The hint of fall is in the air and "it makes me want to buy school supplies. I would send you a bouquet of newly-sharpened pencils if I knew your name and address" (You've Got Mail, N. Ephron & D. Ephron, 1998).
Now that school is back in session, let's get back to basics and back to everyday items that help students navigate the learning process. Beyond the pencils, iPads and colorful binders, there are more basic and important tools.
When I was a middle school-aged student, I had a supply of pencils, notebooks, etc.
However, I was missing an essential tool that would have helped me during those impressionable years: a pair of eyeglasses. For a few years, I went undetected, squinting at the blackboard and hoping that I would get assigned a seat in the front of the class.
Luckily, one of my teachers took notice and I was referred to a functional vision clinic similar to the one offered by North Central Sight Services Inc. I was prescribed eyeglasses for nearsightedness.
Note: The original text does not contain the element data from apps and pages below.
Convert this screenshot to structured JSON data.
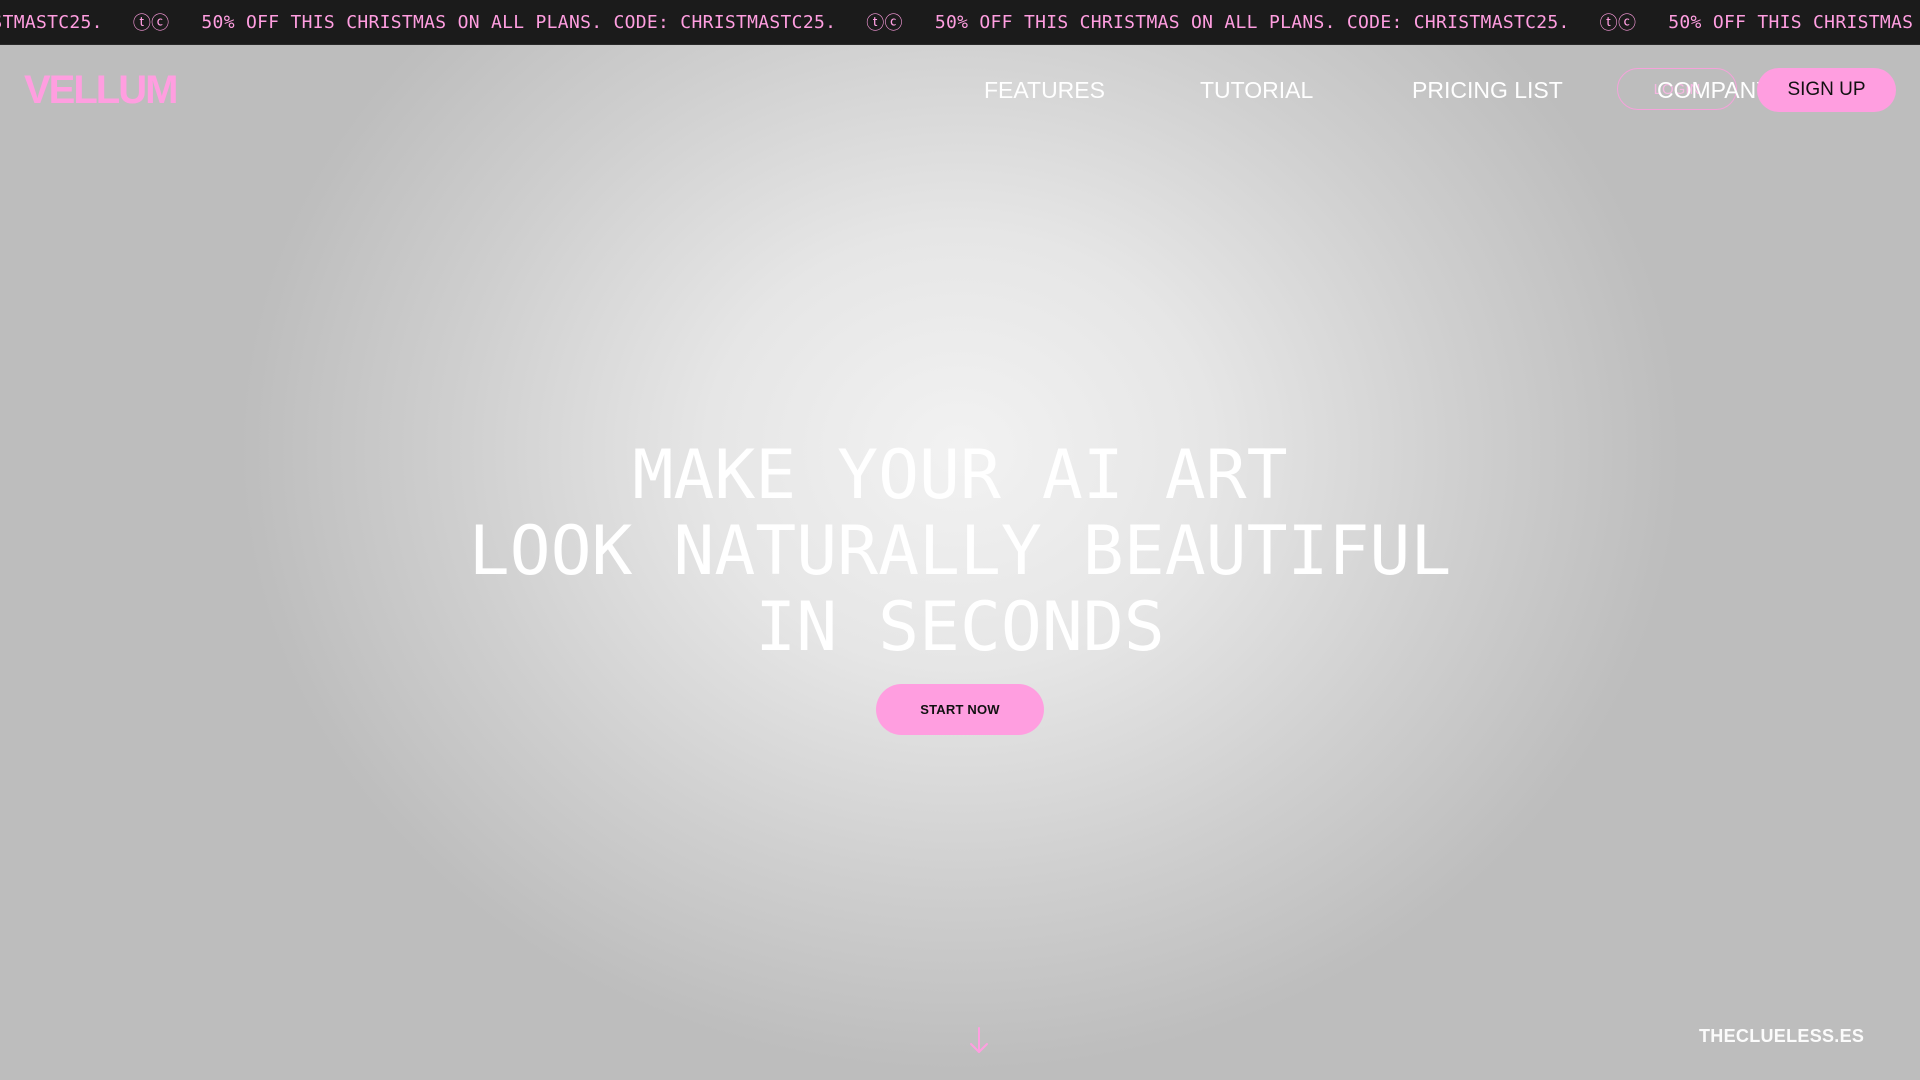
{
  "promo": {
    "text": "50% OFF THIS CHRISTMAS ON ALL PLANS. CODE: CHRISTMASTC25.",
    "glyph": "ⓣⓒ",
    "color": "#ff9ee0"
  },
  "header": {
    "logo": "VELLUM",
    "nav": [
      {
        "label": "FEATURES"
      },
      {
        "label": "TUTORIAL"
      },
      {
        "label": "PRICING LIST"
      },
      {
        "label": "COMPANY"
      }
    ],
    "login_label": "LOGIN",
    "signup_label": "SIGN UP"
  },
  "hero": {
    "title_lines": [
      "MAKE YOUR AI ART",
      "LOOK NATURALLY BEAUTIFUL",
      "IN SECONDS"
    ],
    "cta_label": "START NOW"
  },
  "footer": {
    "credit": "THECLUELESS.ES",
    "scroll_icon": "arrow-down-icon"
  },
  "colors": {
    "accent": "#ff9ee0",
    "ticker_bg": "#1b1b1b",
    "text_light": "#ffffff"
  }
}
Not only could I now see the blackboard in class, I was more confident and eager to learn.
Kindergarten registration requires several exams, physicals and immunizations. After this initial preparation, how frequent does your child have a complete eye exam by an optometrist? According to Prevent Blindness America, 80 percent of what a child learns is through his or her vision.
A child's potential to learn can be affected if he or she has a vision issue.
It is recommended that your child (or student) receive a complete eye exam shortly after birth, prior to preschool (three years of age), prior to kindergarten, or five years of age, and every two years after starting school.
Get back to basics and educate yourself about common eye problems in children and signs and symptoms of possible vision problems.
Larson is marketing and public relations manager at North Central Sight Services.